The Origins of Race Classification

Who invented race classification? How did slave owners justify Black inferiority?

The post-colonial period saw the invention of racial hierarchies, which were justified by the pseudoscientific theories of that time. The purpose of the hierarchy of race was two-fold: justifying Black inferiority and preventing slave uprisings.

Keep reading to learn about the origins of race classification.

Pseudoscientific Racial Hierarchies

During the Colonial era, pro-slavery forces found support in new scientific attitudes about race. From around 1730 to 1760, Enlightenment scientists like taxonomist Carl Linnaeus established pseudoscientific racial hierarchies that placed Europeans at the top (attributing to them qualities like intelligence, ingenuity, and lawfulness) and Africans at the bottom (citing traits like laziness, neglectfulness, and capriciousness). These hierarchies inspired similar hierarchies within the slave trade, as enslavers ranked slaves according to their national and ethnic origins, which were thought to determine a slave’s utility for various kinds of work.

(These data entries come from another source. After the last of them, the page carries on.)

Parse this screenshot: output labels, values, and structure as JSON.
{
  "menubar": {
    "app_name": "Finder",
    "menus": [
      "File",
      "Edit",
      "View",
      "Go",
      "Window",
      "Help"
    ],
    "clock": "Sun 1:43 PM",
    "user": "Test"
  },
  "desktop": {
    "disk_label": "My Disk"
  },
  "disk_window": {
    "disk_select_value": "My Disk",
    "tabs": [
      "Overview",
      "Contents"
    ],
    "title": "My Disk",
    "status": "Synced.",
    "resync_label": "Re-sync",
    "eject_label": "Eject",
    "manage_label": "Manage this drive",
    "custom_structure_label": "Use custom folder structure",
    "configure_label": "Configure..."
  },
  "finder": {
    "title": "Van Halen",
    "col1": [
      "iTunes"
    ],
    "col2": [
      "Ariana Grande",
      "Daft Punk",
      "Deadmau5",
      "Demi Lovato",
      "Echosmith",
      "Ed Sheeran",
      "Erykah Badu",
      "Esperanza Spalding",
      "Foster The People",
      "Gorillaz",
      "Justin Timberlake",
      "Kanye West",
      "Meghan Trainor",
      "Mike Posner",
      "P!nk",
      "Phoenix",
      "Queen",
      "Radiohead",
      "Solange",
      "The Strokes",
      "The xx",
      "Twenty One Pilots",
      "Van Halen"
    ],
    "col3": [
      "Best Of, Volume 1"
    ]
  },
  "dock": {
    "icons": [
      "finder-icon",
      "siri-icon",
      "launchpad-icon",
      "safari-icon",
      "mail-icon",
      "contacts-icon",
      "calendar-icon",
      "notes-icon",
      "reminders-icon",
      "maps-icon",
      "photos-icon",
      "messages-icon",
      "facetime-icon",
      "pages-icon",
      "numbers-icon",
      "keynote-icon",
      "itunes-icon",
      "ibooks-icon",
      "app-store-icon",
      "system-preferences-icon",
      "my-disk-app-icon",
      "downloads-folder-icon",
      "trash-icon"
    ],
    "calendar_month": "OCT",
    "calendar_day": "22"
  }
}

Kendi points out that race classification served two social purposes. First, they justified slavery by perpetuating the idea that Black people were inferior and benefited from slavery’s civilizing influence. Second, they helped prevent slave uprisings by widening the rift between poor white people and poor and enslaved Black people while also introducing racist divides within enslaved populations by ranking some slaves as “better” than others

(Shortform note: A hierarchy of race may serve an additional purpose—imposing order on society. In Sapiens, Yuval Noah Harari argues that social hierarchies exist because they offer guidelines for interacting with people you don’t know personally. In other words, Harari argues that hierarchies—especially when they’re based on visual cues like skin color—help us determine who to interact with and how. Similarly, in Caste, Isabel Wilkerson argues that American racism is best understood as a caste system, meaning that it serves as the basis of social order by dividing people into groups and prescribing appropriate behaviors and lifestyles for each group.)

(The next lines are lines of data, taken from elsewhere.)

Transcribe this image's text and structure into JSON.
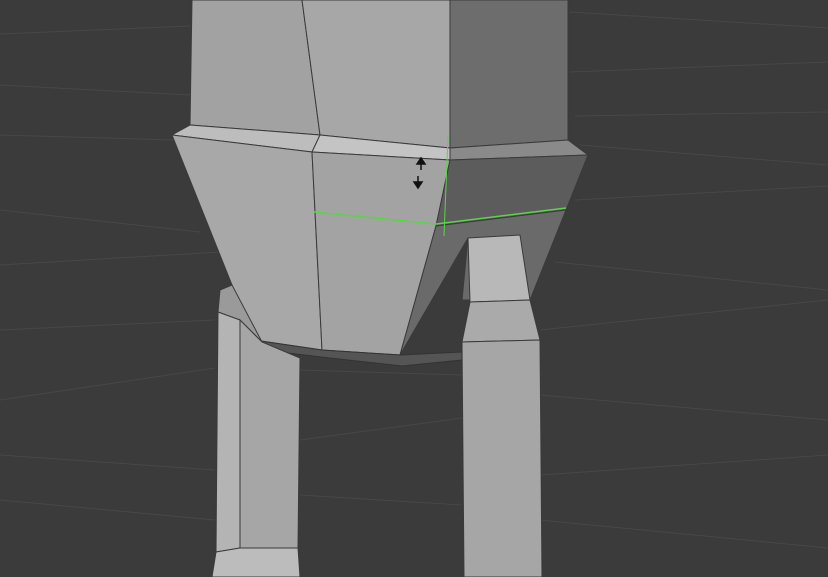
{
  "viewport": {
    "background_color": "#3b3b3b",
    "grid_color": "#454545",
    "mesh_colors": {
      "light": "#aeaeae",
      "mid": "#9d9d9d",
      "dark": "#6b6b6b",
      "darker": "#595959",
      "edge": "#2f2f2f"
    },
    "loop_cut_color": "#5bd34a",
    "cursor_icon": "move-up-down-arrows-icon"
  }
}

Defining “Racism” and “Race”

Racism is a charged term, so before going further, it’s a good idea to establish its definition and usage in this guide.

In Stamped from the Beginning, Kendi defines racism as “any concept that regards one racial group as inferior or superior to another racial group in any way.” In other words, racism doesn’t require hatred or discrimination—it only requires believing that any race is better or worse than another. As we’ll see, this definition will be important for understanding Kendi’s arguments about the different kinds of thoughts about race.

However, this definition raises another question: What is race? Kendi never explicitly defines the term in Stamped from the Beginning, but in How to Be an Antiracist, he defines it as a hierarchical group into which people are sorted. He argues that race isn’t based on culture, ethnicity, or biological difference—instead, he says, it’s a purely political construct. As we’ll see, that construct changes over time depending on which era and which culture we’re looking at. But in any case, it’s important to note that despite centuries of pseudoscientific claims of racial difference, contemporary science has found no significant biological difference between so-called racial groups.
The Origins of Race Classification

Darya Sinusoid

Darya’s love for reading started with fantasy novels (The LOTR trilogy is still her all-time-favorite). Growing up, however, she found herself transitioning to non-fiction, psychological, and self-help books. She has a degree in Psychology and a deep passion for the subject. She likes reading research-informed books that distill the workings of the human brain/mind/consciousness and thinking of ways to apply the insights to her own life. Some of her favorites include Thinking, Fast and Slow, How We Decide, and The Wisdom of the Enneagram.

Leave a Reply

Your email address will not be published.